Pledge to Reduce Your Outdoor Watering
Would you like to reduce your outdoor watering to save money, time, and a valuable natural resource? Complete our water conservation pledge to learn more about saving water and to get some FREE outdoor water conservation tools mailed to your home (if you are a City water customer). Completing the pledge takes less than five minutes.
Smart Watering Tips
- Follow the voluntary summer watering schedule. Bellingham residents are asked to limit watering from June 1 to September 15 annually to reduce stress on the City’s drinking water supply.
- The average lawn requires only one inch of water per week to stay green. Overwatering doesn’t improve your lawn’s health and results in runoff and water waste.
- Regularly check and adjust your sprinklers. Water only your lawn and not the pavement. See if you qualify for an irrigation controller rebate.
- In order to reduce the amount of water lost to evaporation, the best time to water your lawn is in the mornings between 7am-10am.
- Mow your lawn with blades set high; grass that is 2” to 3” tall promotes a healthier root system and helps retain soil moisture.
- Consider replacing lawn with native plants to use less water, fewer chemicals, and eliminate mowing.
- Use a commercial car wash to wash your car. They use water more efficiently by treating it and reusing it.
Find more outdoor water conservation tips.
Water Conservation for Irrigation Systems
Irrigation systems have ample opportunities to waste water therefore ample opportunities to implement water conservation practices. The Irrigation System Best Management Practices guide outlines 13 best management practices to help improve the functionality of your irrigation system and conserve water at the same time.

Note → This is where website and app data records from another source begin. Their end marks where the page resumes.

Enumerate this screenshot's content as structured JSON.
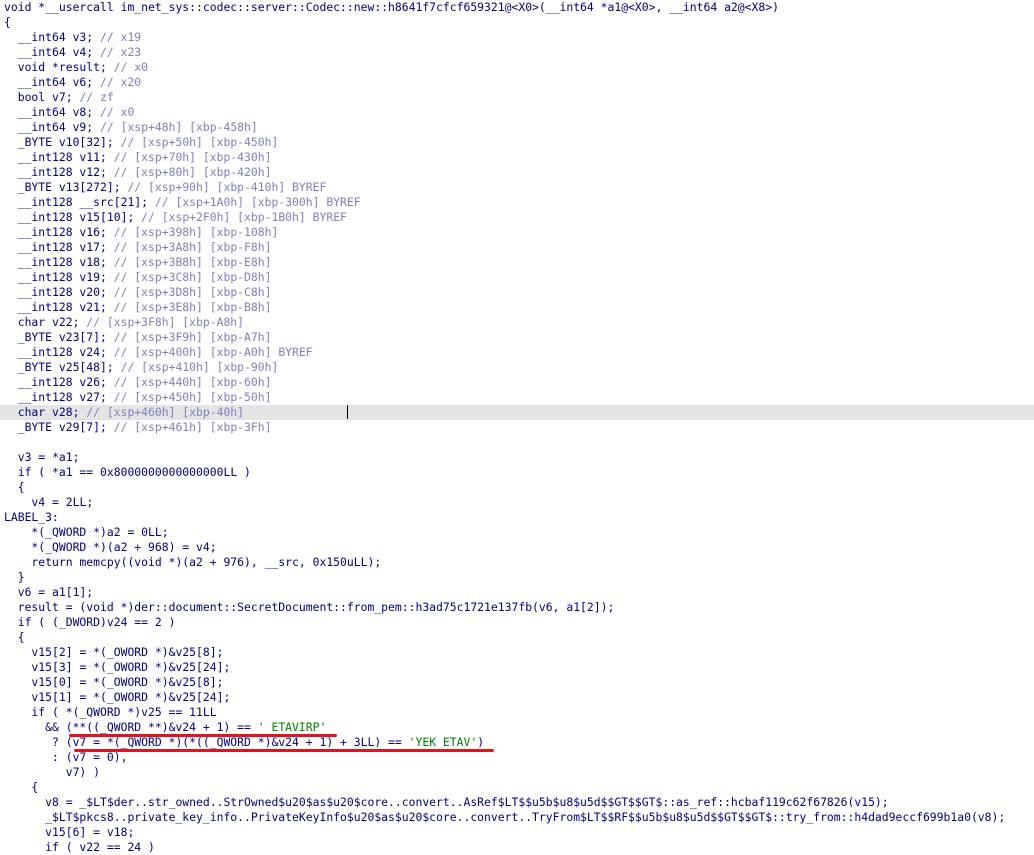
{
  "editor": {
    "lines": [
      {
        "text": "void *__usercall im_net_sys::codec::server::Codec::new::h8641f7cfcf659321@<X0>(__int64 *a1@<X0>, __int64 a2@<X8>)"
      },
      {
        "text": "{"
      },
      {
        "text": "  __int64 v3; // x19"
      },
      {
        "text": "  __int64 v4; // x23"
      },
      {
        "text": "  void *result; // x0"
      },
      {
        "text": "  __int64 v6; // x20"
      },
      {
        "text": "  bool v7; // zf"
      },
      {
        "text": "  __int64 v8; // x0"
      },
      {
        "text": "  __int64 v9; // [xsp+48h] [xbp-458h]"
      },
      {
        "text": "  _BYTE v10[32]; // [xsp+50h] [xbp-450h]"
      },
      {
        "text": "  __int128 v11; // [xsp+70h] [xbp-430h]"
      },
      {
        "text": "  __int128 v12; // [xsp+80h] [xbp-420h]"
      },
      {
        "text": "  _BYTE v13[272]; // [xsp+90h] [xbp-410h] BYREF"
      },
      {
        "text": "  __int128 __src[21]; // [xsp+1A0h] [xbp-300h] BYREF"
      },
      {
        "text": "  __int128 v15[10]; // [xsp+2F0h] [xbp-1B0h] BYREF"
      },
      {
        "text": "  __int128 v16; // [xsp+398h] [xbp-108h]"
      },
      {
        "text": "  __int128 v17; // [xsp+3A8h] [xbp-F8h]"
      },
      {
        "text": "  __int128 v18; // [xsp+3B8h] [xbp-E8h]"
      },
      {
        "text": "  __int128 v19; // [xsp+3C8h] [xbp-D8h]"
      },
      {
        "text": "  __int128 v20; // [xsp+3D8h] [xbp-C8h]"
      },
      {
        "text": "  __int128 v21; // [xsp+3E8h] [xbp-B8h]"
      },
      {
        "text": "  char v22; // [xsp+3F8h] [xbp-A8h]"
      },
      {
        "text": "  _BYTE v23[7]; // [xsp+3F9h] [xbp-A7h]"
      },
      {
        "text": "  __int128 v24; // [xsp+400h] [xbp-A0h] BYREF"
      },
      {
        "text": "  _BYTE v25[48]; // [xsp+410h] [xbp-90h]"
      },
      {
        "text": "  __int128 v26; // [xsp+440h] [xbp-60h]"
      },
      {
        "text": "  __int128 v27; // [xsp+450h] [xbp-50h]"
      },
      {
        "text": "  char v28; // [xsp+460h] [xbp-40h]",
        "highlight": true
      },
      {
        "text": "  _BYTE v29[7]; // [xsp+461h] [xbp-3Fh]"
      },
      {
        "text": ""
      },
      {
        "text": "  v3 = *a1;"
      },
      {
        "text": "  if ( *a1 == 0x8000000000000000LL )"
      },
      {
        "text": "  {"
      },
      {
        "text": "    v4 = 2LL;"
      },
      {
        "text": "LABEL_3:"
      },
      {
        "text": "    *(_QWORD *)a2 = 0LL;"
      },
      {
        "text": "    *(_QWORD *)(a2 + 968) = v4;"
      },
      {
        "text": "    return memcpy((void *)(a2 + 976), __src, 0x150uLL);"
      },
      {
        "text": "  }"
      },
      {
        "text": "  v6 = a1[1];"
      },
      {
        "text": "  result = (void *)der::document::SecretDocument::from_pem::h3ad75c1721e137fb(v6, a1[2]);"
      },
      {
        "text": "  if ( (_DWORD)v24 == 2 )"
      },
      {
        "text": "  {"
      },
      {
        "text": "    v15[2] = *(_OWORD *)&v25[8];"
      },
      {
        "text": "    v15[3] = *(_OWORD *)&v25[24];"
      },
      {
        "text": "    v15[0] = *(_OWORD *)&v25[8];"
      },
      {
        "text": "    v15[1] = *(_OWORD *)&v25[24];"
      },
      {
        "text": "    if ( *(_QWORD *)v25 == 11LL"
      },
      {
        "text": "      && (**((_QWORD **)&v24 + 1) == ' ETAVIRP'"
      },
      {
        "text": "       ? (v7 = *(_QWORD *)(*((_QWORD *)&v24 + 1) + 3LL) == 'YEK ETAV')"
      },
      {
        "text": "       : (v7 = 0),"
      },
      {
        "text": "         v7) )"
      },
      {
        "text": "    {"
      },
      {
        "text": "      v8 = _$LT$der..str_owned..StrOwned$u20$as$u20$core..convert..AsRef$LT$$u5b$u8$u5d$$GT$$GT$::as_ref::hcbaf119c62f67826(v15);"
      },
      {
        "text": "      _$LT$pkcs8..private_key_info..PrivateKeyInfo$u20$as$u20$core..convert..TryFrom$LT$$RF$$u5b$u8$u5d$$GT$$GT$::try_from::h4dad9eccf699b1a0(v8);"
      },
      {
        "text": "      v15[6] = v18;"
      },
      {
        "text": "      if ( v22 == 24 )"
      }
    ]
  }
}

- Water-wise Gardening (PDF)
- Native Plants for your Northwest Garden (PDF)
- Native Plants of Western Washington (PDF)
- Naturals in the Perennial Garden (PDF)
- Soaker Hoses (PDF)
- Drip Irrigation (PDF)
- Winterize Your Water System (PDF)
- Rainwater Harvesting